According to the Alzheimer’s Association, the time for caregivers to ask for help is: “As soon as you ask yourself the question.”
As a full time caregiver, many days entail just doing one task after another so automatically that you don’t even realize how little progress is being made.
Taking on too many jobs and overextended yourself when it comes to commitments can be a time bomb ready to explode. A lack of time spent on self-care and enjoyment in life combined with the stress of coping with a debilitating disease such as Alzheimer’s can result in a toll on the physical, emotional, psychological and spiritual well-being of caregivers. Tragically many caregivers don’t realize the damage that is being done until it’s too late and they are diagnosed with a serious psychological or physical condition.
According to The Alzheimer’s Association, the following is a list of warning signs (spelling out the acronym “DANGEROUS”) that a caregiver of a loved one with Alzheimer’s disease (AD) should be on the look-out for:
D Demanding tasks that even when accomplished, do not feel like enough,
A All alone and one feels like they are doing it all by themselves,
N No more happy times,
G Gatherings for family events/relationships with friends are breaking down,
E Employment/job is suffering,
R Refuse to think of oneself or take time for oneself,
O Only person in the world who is feeling like this, is felt by the care partner,
U You time – time for you does not happen
S Social life is non-existent.
If you are a caregiver for a loved one with AD, be sure to tune into the danger signs of caregiver burnout and learn how to ask for help before its too late.

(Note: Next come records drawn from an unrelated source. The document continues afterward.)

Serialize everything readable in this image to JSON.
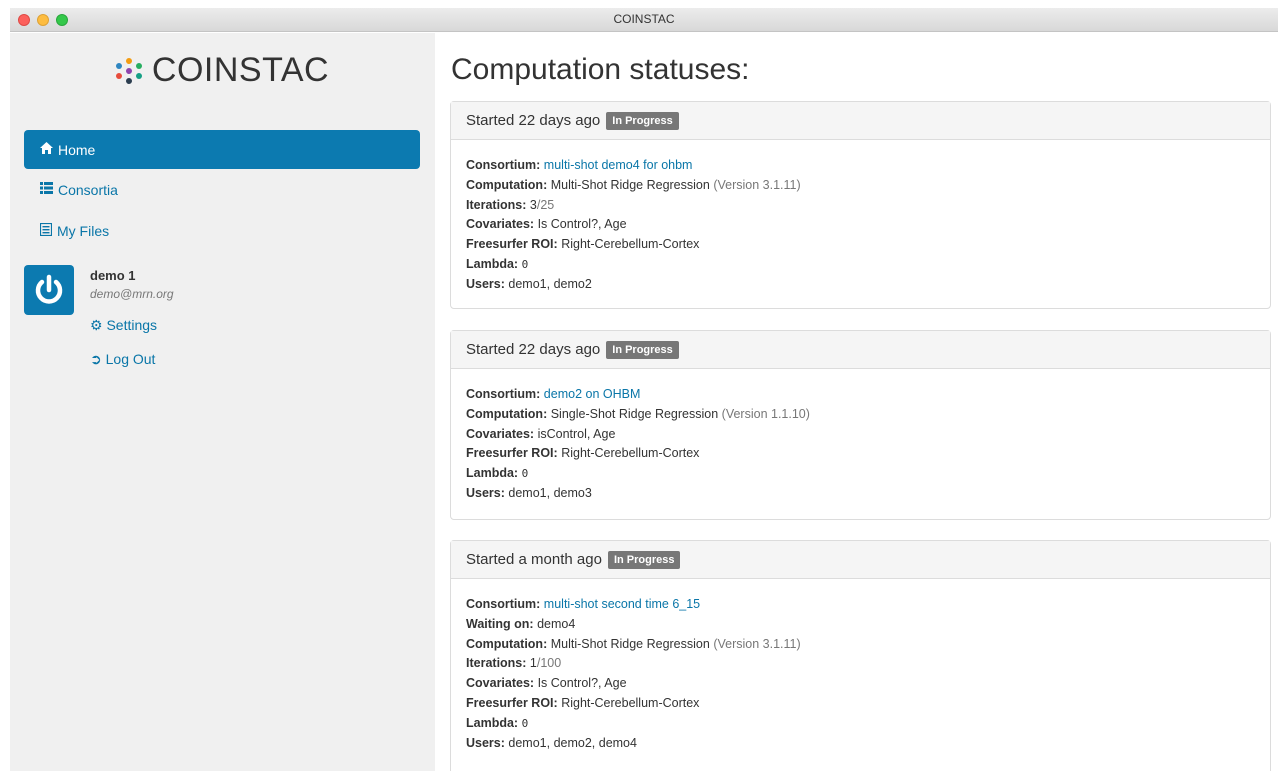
{
  "window": {
    "title": "COINSTAC"
  },
  "sidebar": {
    "brand": "COINSTAC",
    "nav": [
      {
        "label": "Home",
        "icon": "home-icon"
      },
      {
        "label": "Consortia",
        "icon": "list-icon"
      },
      {
        "label": "My Files",
        "icon": "files-icon"
      }
    ],
    "user": {
      "name": "demo 1",
      "email": "demo@mrn.org",
      "settings_label": "Settings",
      "logout_label": "Log Out"
    }
  },
  "main": {
    "title": "Computation statuses:",
    "labels": {
      "consortium": "Consortium:",
      "computation": "Computation:",
      "iterations": "Iterations:",
      "covariates": "Covariates:",
      "roi": "Freesurfer ROI:",
      "lambda": "Lambda:",
      "users": "Users:",
      "waiting": "Waiting on:"
    },
    "computations": [
      {
        "started": "Started 22 days ago",
        "badge": "In Progress",
        "consortium": "multi-shot demo4 for ohbm",
        "computation": "Multi-Shot Ridge Regression",
        "version": "(Version 3.1.11)",
        "iterations_done": "3",
        "iterations_total": "/25",
        "covariates": "Is Control?, Age",
        "roi": "Right-Cerebellum-Cortex",
        "lambda": "0",
        "users": "demo1, demo2"
      },
      {
        "started": "Started 22 days ago",
        "badge": "In Progress",
        "consortium": "demo2 on OHBM",
        "computation": "Single-Shot Ridge Regression",
        "version": "(Version 1.1.10)",
        "covariates": "isControl, Age",
        "roi": "Right-Cerebellum-Cortex",
        "lambda": "0",
        "users": "demo1, demo3"
      },
      {
        "started": "Started a month ago",
        "badge": "In Progress",
        "consortium": "multi-shot second time 6_15",
        "waiting_on": "demo4",
        "computation": "Multi-Shot Ridge Regression",
        "version": "(Version 3.1.11)",
        "iterations_done": "1",
        "iterations_total": "/100",
        "covariates": "Is Control?, Age",
        "roi": "Right-Cerebellum-Cortex",
        "lambda": "0",
        "users": "demo1, demo2, demo4"
      }
    ]
  }
}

Learn more about topics for caregivers by joining our 25 lesson course at AlzU.org today-CLICK HERE to join for free.